|Cooperative Classification||G06F9/3844, G06F9/30072, G06F9/383, G06F9/3832|
|European Classification||G06F9/30A5, G06F9/38D2, G06F9/38E2D|
|Oct 22, 1999||AS||Assignment|
Owner name: DIGITAL EQUIPMENT CORPORATION, TEXAS
Free format text: ASSIGNMENT OF ASSIGNORS INTEREST;ASSIGNORS:KLAUSER, ARTHUR;FARKAS, KEITH ISTVAN;REEL/FRAME:010342/0990;SIGNING DATES FROM 19990917 TO 19990920
|Nov 16, 2001||AS||Assignment|
Owner name: COMPAQ INFORMATION TECHNOLOGIES GROUP, L.P., TEXAS

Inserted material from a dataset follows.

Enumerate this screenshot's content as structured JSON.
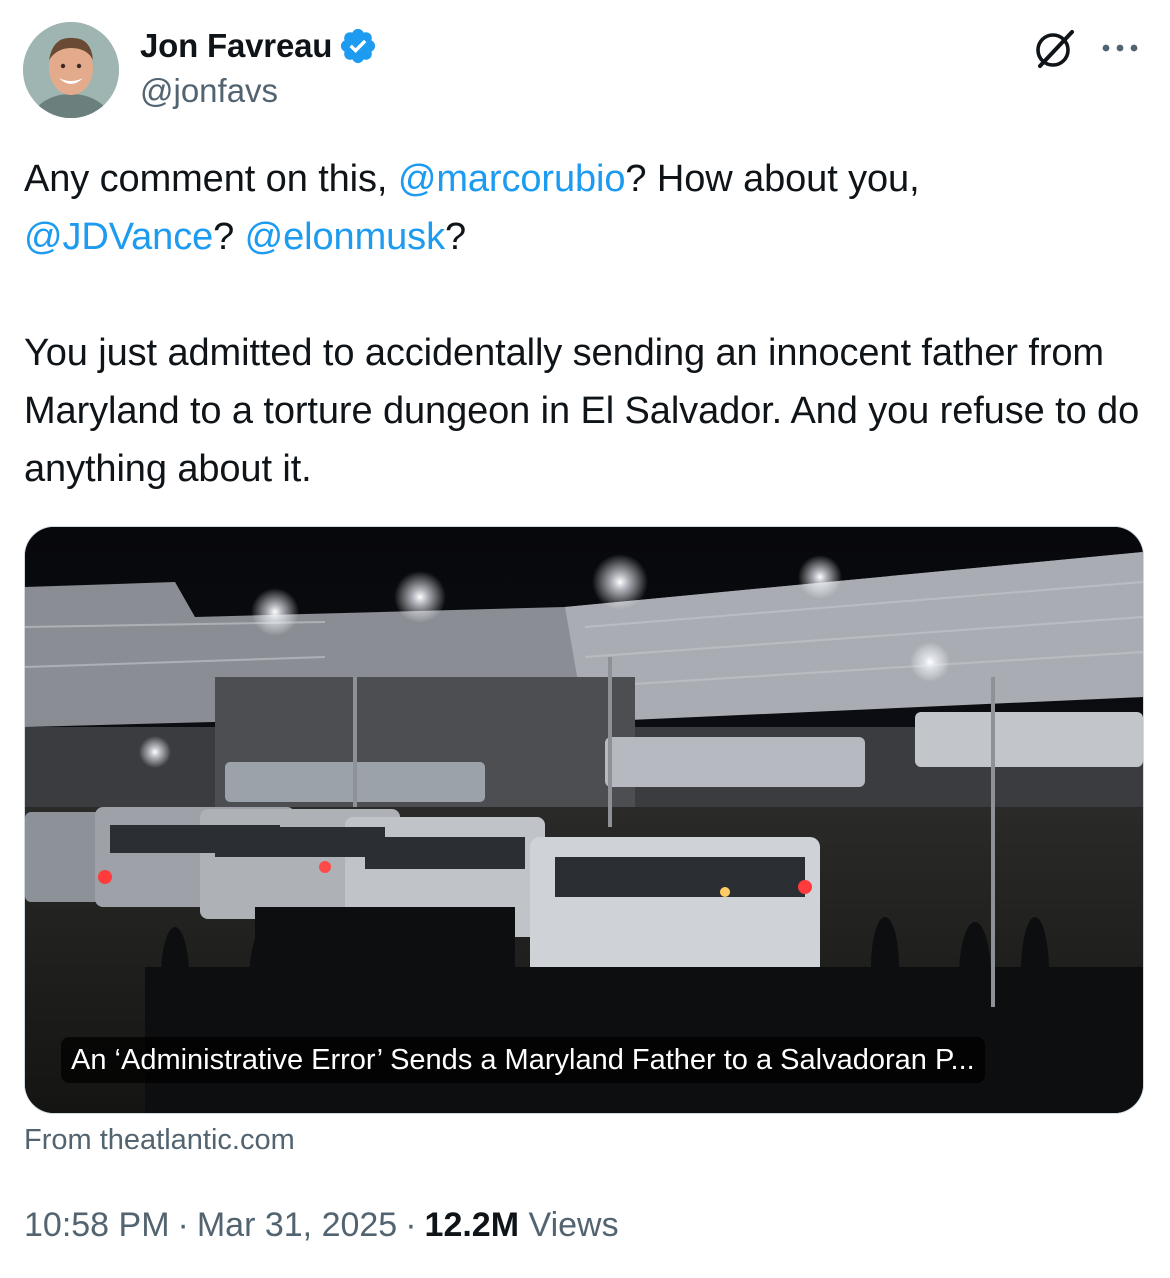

Free format text: ASSIGNMENT OF ASSIGNORS INTEREST;ASSIGNORS:DIGITAL EQUIPMENT CORPORATION;COMPAQ COMPUTER CORPORATION;REEL/FRAME:012304/0427;SIGNING DATES FROM 19991209 TO 20010620
|Feb 27, 2006||FPAY||Fee payment|

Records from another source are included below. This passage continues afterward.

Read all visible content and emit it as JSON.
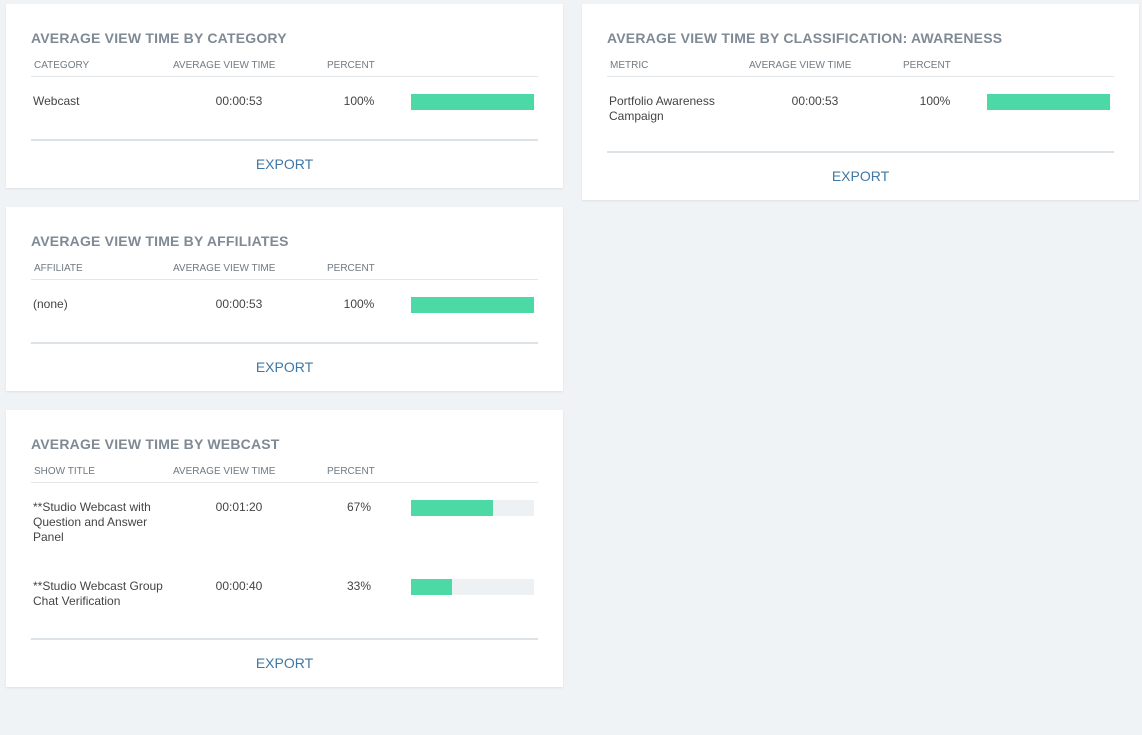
{
  "cards": {
    "category": {
      "title": "AVERAGE VIEW TIME BY CATEGORY",
      "headers": [
        "CATEGORY",
        "AVERAGE VIEW TIME",
        "PERCENT"
      ],
      "rows": [
        {
          "label": "Webcast",
          "time": "00:00:53",
          "percent_text": "100%",
          "percent": 100
        }
      ],
      "export": "EXPORT"
    },
    "affiliates": {
      "title": "AVERAGE VIEW TIME BY AFFILIATES",
      "headers": [
        "AFFILIATE",
        "AVERAGE VIEW TIME",
        "PERCENT"
      ],
      "rows": [
        {
          "label": "(none)",
          "time": "00:00:53",
          "percent_text": "100%",
          "percent": 100
        }
      ],
      "export": "EXPORT"
    },
    "webcast": {
      "title": "AVERAGE VIEW TIME BY WEBCAST",
      "headers": [
        "SHOW TITLE",
        "AVERAGE VIEW TIME",
        "PERCENT"
      ],
      "rows": [
        {
          "label": "**Studio Webcast with Question and Answer Panel",
          "time": "00:01:20",
          "percent_text": "67%",
          "percent": 67
        },
        {
          "label": "**Studio Webcast Group Chat Verification",
          "time": "00:00:40",
          "percent_text": "33%",
          "percent": 33
        }
      ],
      "export": "EXPORT"
    },
    "classification": {
      "title": "AVERAGE VIEW TIME BY CLASSIFICATION: AWARENESS",
      "headers": [
        "METRIC",
        "AVERAGE VIEW TIME",
        "PERCENT"
      ],
      "rows": [
        {
          "label": "Portfolio Awareness Campaign",
          "time": "00:00:53",
          "percent_text": "100%",
          "percent": 100
        }
      ],
      "export": "EXPORT"
    }
  },
  "colors": {
    "bar_fill": "#4dd9a5",
    "bar_track": "#eef1f4",
    "export_link": "#3f78a6",
    "title": "#7f8a94"
  }
}
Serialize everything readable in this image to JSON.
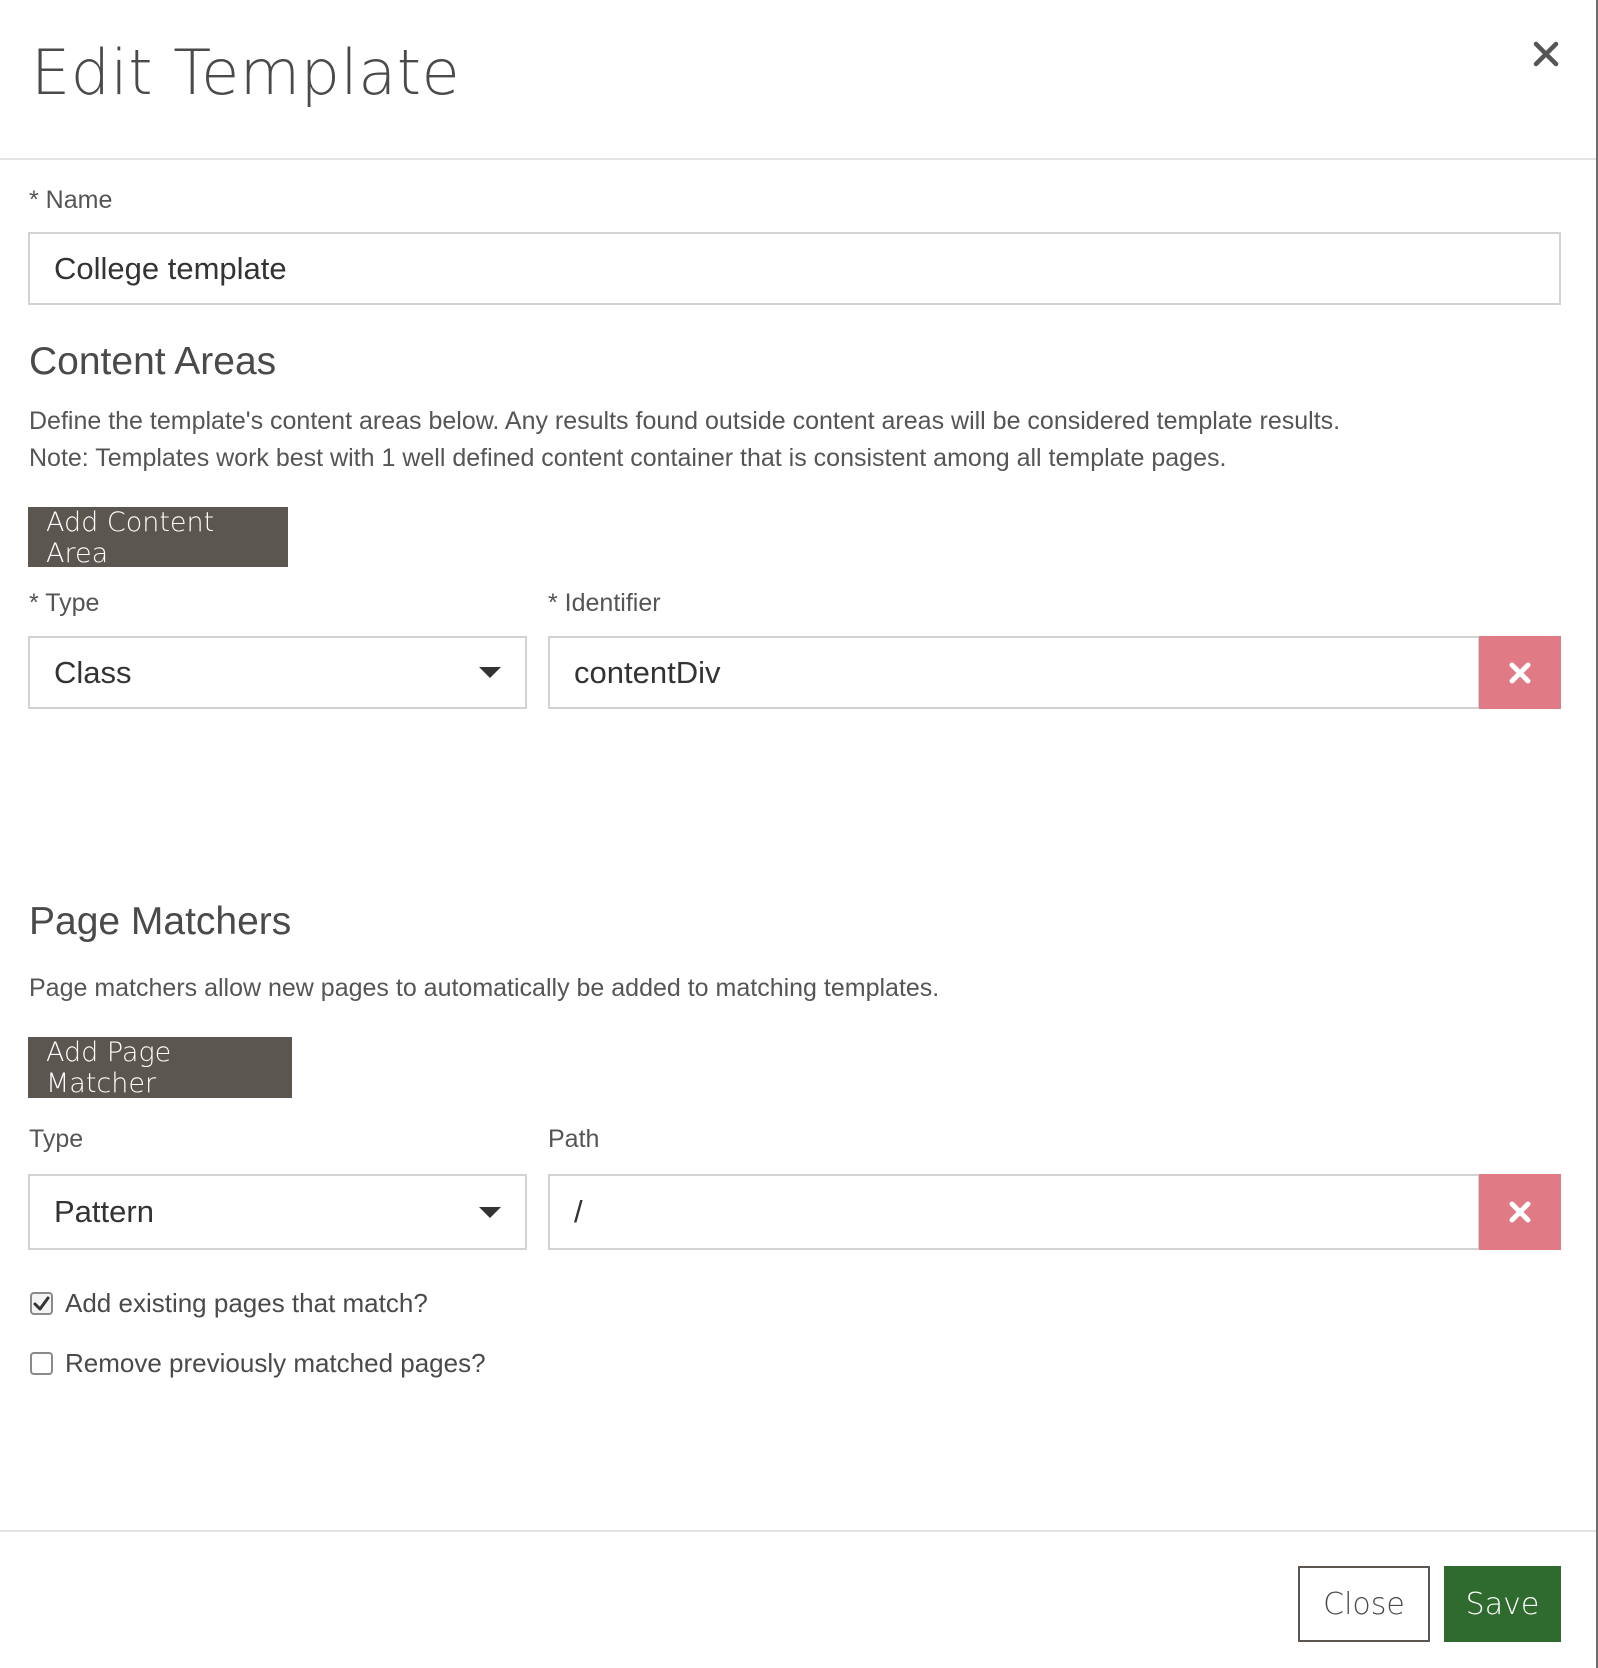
{
  "modal": {
    "title": "Edit Template",
    "close_icon": "close-icon"
  },
  "name_field": {
    "label": "* Name",
    "value": "College template"
  },
  "content_areas": {
    "title": "Content Areas",
    "description_line1": "Define the template's content areas below. Any results found outside content areas will be considered template results.",
    "description_line2": "Note: Templates work best with 1 well defined content container that is consistent among all template pages.",
    "add_button": "Add Content Area",
    "type_label": "* Type",
    "identifier_label": "* Identifier",
    "rows": [
      {
        "type": "Class",
        "identifier": "contentDiv"
      }
    ]
  },
  "page_matchers": {
    "title": "Page Matchers",
    "description": "Page matchers allow new pages to automatically be added to matching templates.",
    "add_button": "Add Page Matcher",
    "type_label": "Type",
    "path_label": "Path",
    "rows": [
      {
        "type": "Pattern",
        "path": "/"
      }
    ],
    "options": [
      {
        "label": "Add existing pages that match?",
        "checked": true
      },
      {
        "label": "Remove previously matched pages?",
        "checked": false
      }
    ]
  },
  "footer": {
    "close_label": "Close",
    "save_label": "Save"
  },
  "colors": {
    "primary_dark": "#5b5650",
    "danger": "#e07a85",
    "save": "#2f6b2f"
  }
}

Year of fee payment: 4
|Jul 17, 2006||AS||Assignment|
Owner name: HEWLETT-PACKARD DEVELOPMENT COMPANY, L.P., TEXAS
Free format text: CHANGE OF NAME;ASSIGNOR:COMPAQ INFORMATION TECHNOLOGIES GROUP, L.P.;REEL/FRAME:017931/0732
Effective date: 20021001
|Mar 1, 2010||FPAY||Fee payment|
Year of fee payment: 8
|Apr 4, 2014||REMI||Maintenance fee reminder mailed|
|Aug 27, 2014||LAPS||Lapse for failure to pay maintenance fees|
|Oct 14, 2014||FP||Expired due to failure to pay maintenance fee|
Effective date: 20140827